- See California Department of Industrial Relations, Minimum Wage.
- Labor Code 1182.12 LC — Minimum wage; scheduled increases; adjusted minimum wage; temporary suspension of increases.
- 29 U.S.C. 207 — Maximum hours. (“(a) Employees engaged in interstate commerce; additional applicability to employees pursuant to subsequent amendatory provisions. (1) Except as otherwise provided in this section, no employer shall employ any of his employees who in any workweek is engaged in commerce or in the production of goods for commerce, or is employed in an enterprise engaged in commerce or in the production of goods for commerce, for a workweek longer than forty hours unless such employee receives compensation for his employment in excess of the hours above specified at a rate not less than one and one-half times the regular rate at which he is employed.”)
- See United States Department of Labor, Wage and Hour Division, Overtime Pay.
- Labor Code 510 LC — Day’s work; overtime; commuting time. (“(a) Eight hours of labor constitutes a day’s work. Any work in excess of eight hours in one workday and any work in excess of 40 hours in any one workweek and the first eight hours worked on the seventh day of work in any one workweek shall be compensated at the rate of no less than one and one-half times the regular rate of pay for an employee. Any work in excess of 12 hours in one day shall be compensated at the rate of no less than twice the regular rate of pay for an employee. In addition, any work in excess of eight hours on any seventh day of a workweek shall be compensated at the rate of no less than twice the regular rate of pay of an employee. Nothing in this section requires an employer to combine more than one rate of overtime compensation in order to calculate the amount to be paid to an employee for any hour of overtime work.
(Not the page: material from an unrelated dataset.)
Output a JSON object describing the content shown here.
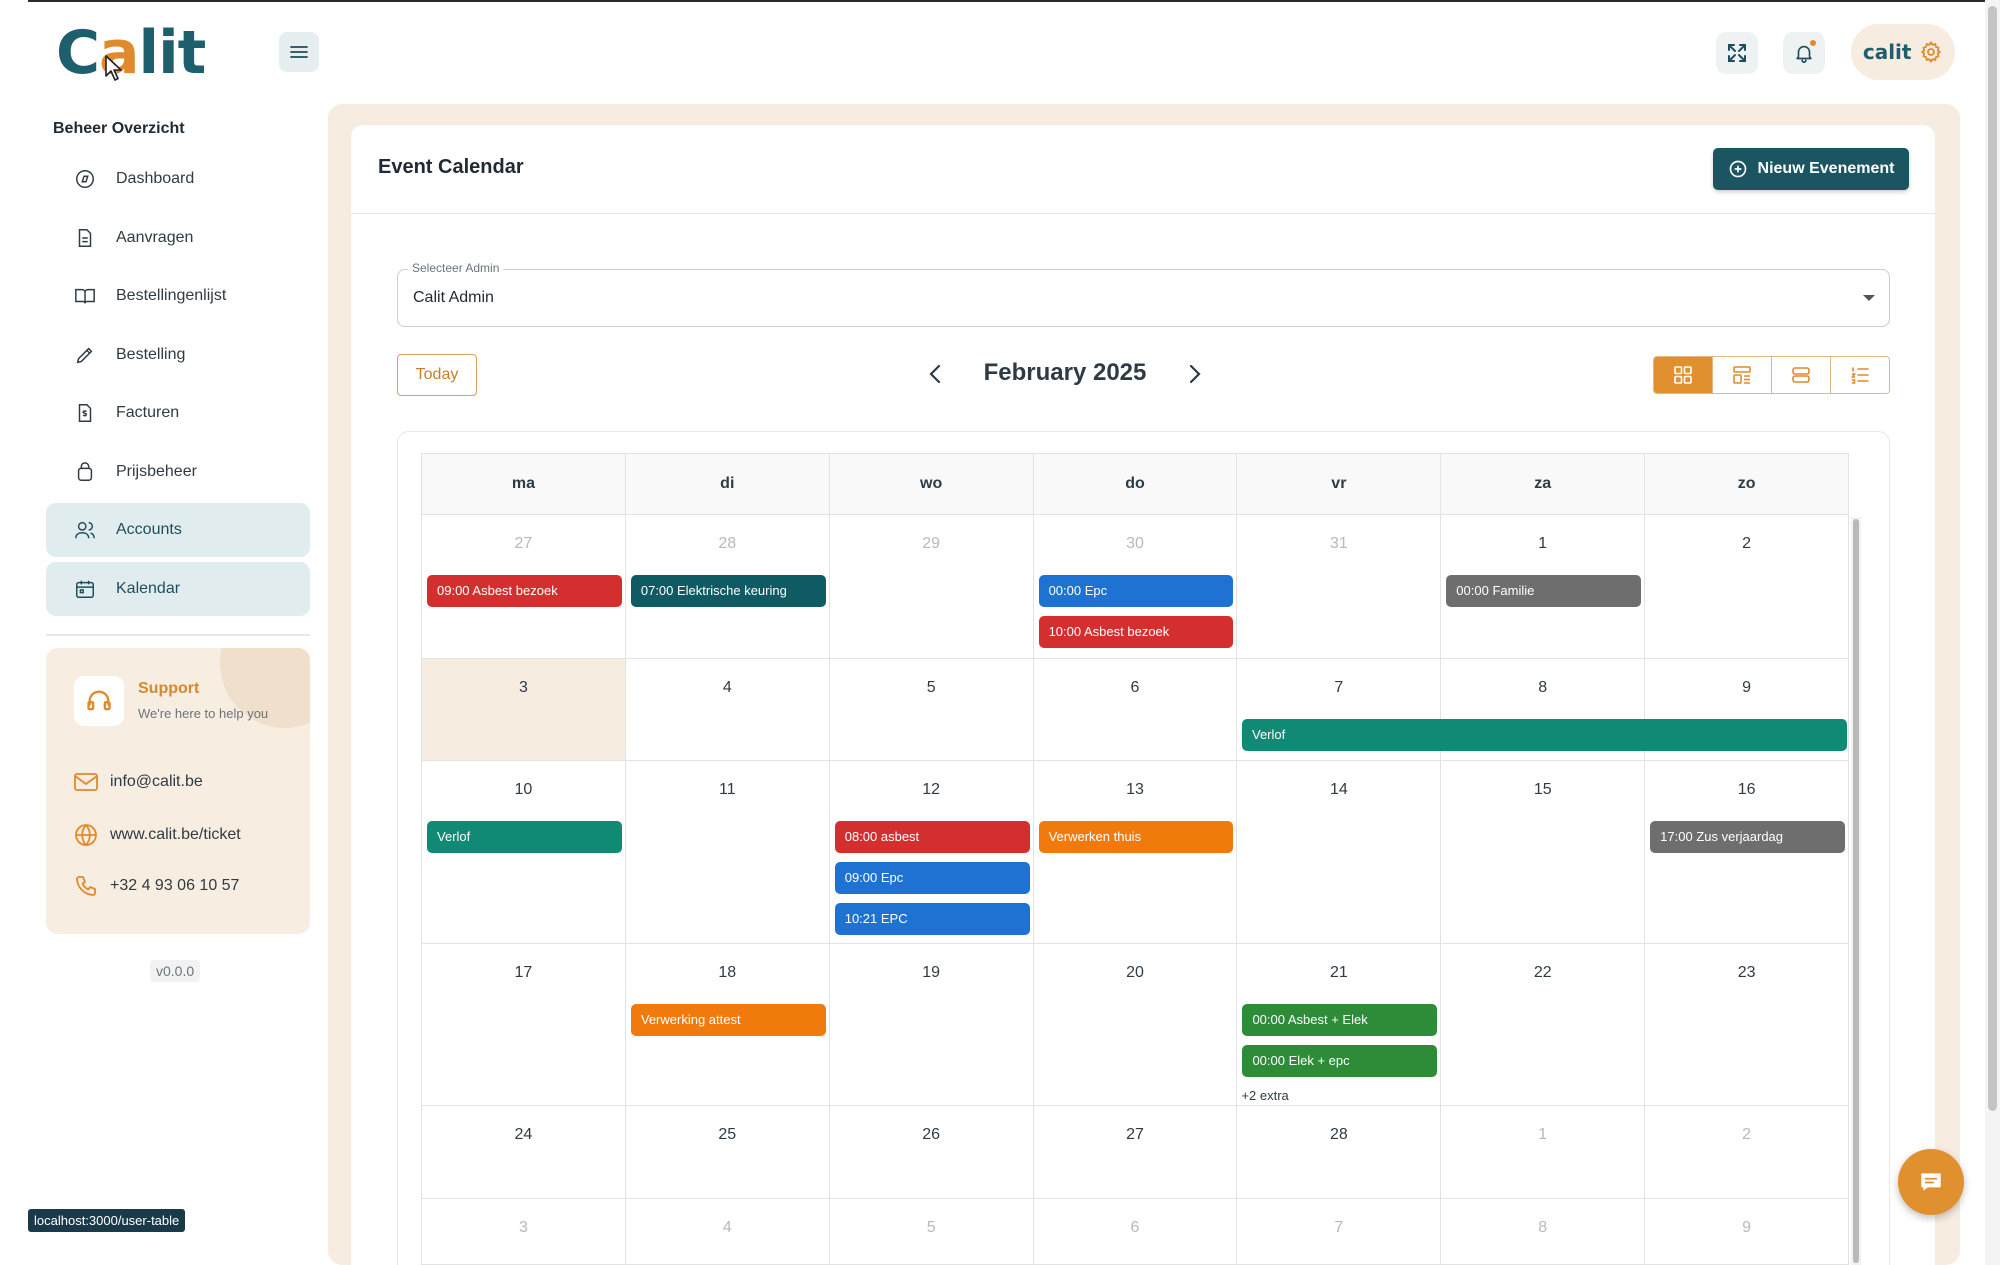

The requirements of this section do not apply to the payment of overtime compensation to an employee working pursuant to any of the following: (1) An alternative workweek schedule adopted pursuant to Section 511. (2) An alternative workweek schedule adopted pursuant to a collective bargaining agreement pursuant to Section 514. (3) An alternative workweek schedule to which this chapter is inapplicable pursuant to Section 554.”)
- See endnote 1 above.
- 29 U.S.C. 216(b) — Damages; right of action; attorney’s fees and costs; termination of right of action. (“The court in such action shall, in addition to any judgment awarded to the plaintiff or plaintiffs, allow a reasonable attorney’s fee to be paid by the defendant, and costs of the action.”)
- 29 U.S.C. 260 — Liquidated damages. (“In any action commenced prior to or on or after May 14, 1947 to recover unpaid minimum wages, unpaid overtime compensation, or liquidated damages, under the Fair Labor Standards Act of 1938, as amended 29 U.S.C. 201 et seq., if the employer shows to the satisfaction of the court that the act or omission giving rise to such action was in good faith and that he had reasonable grounds for believing that his act or omission was not a violation of the Fair Labor Standards Act of 1938, as amended, the court may, in its sound discretion, award no liquidated damages or award any amount thereof not to exceed the amount specified in section 216 of this title.”)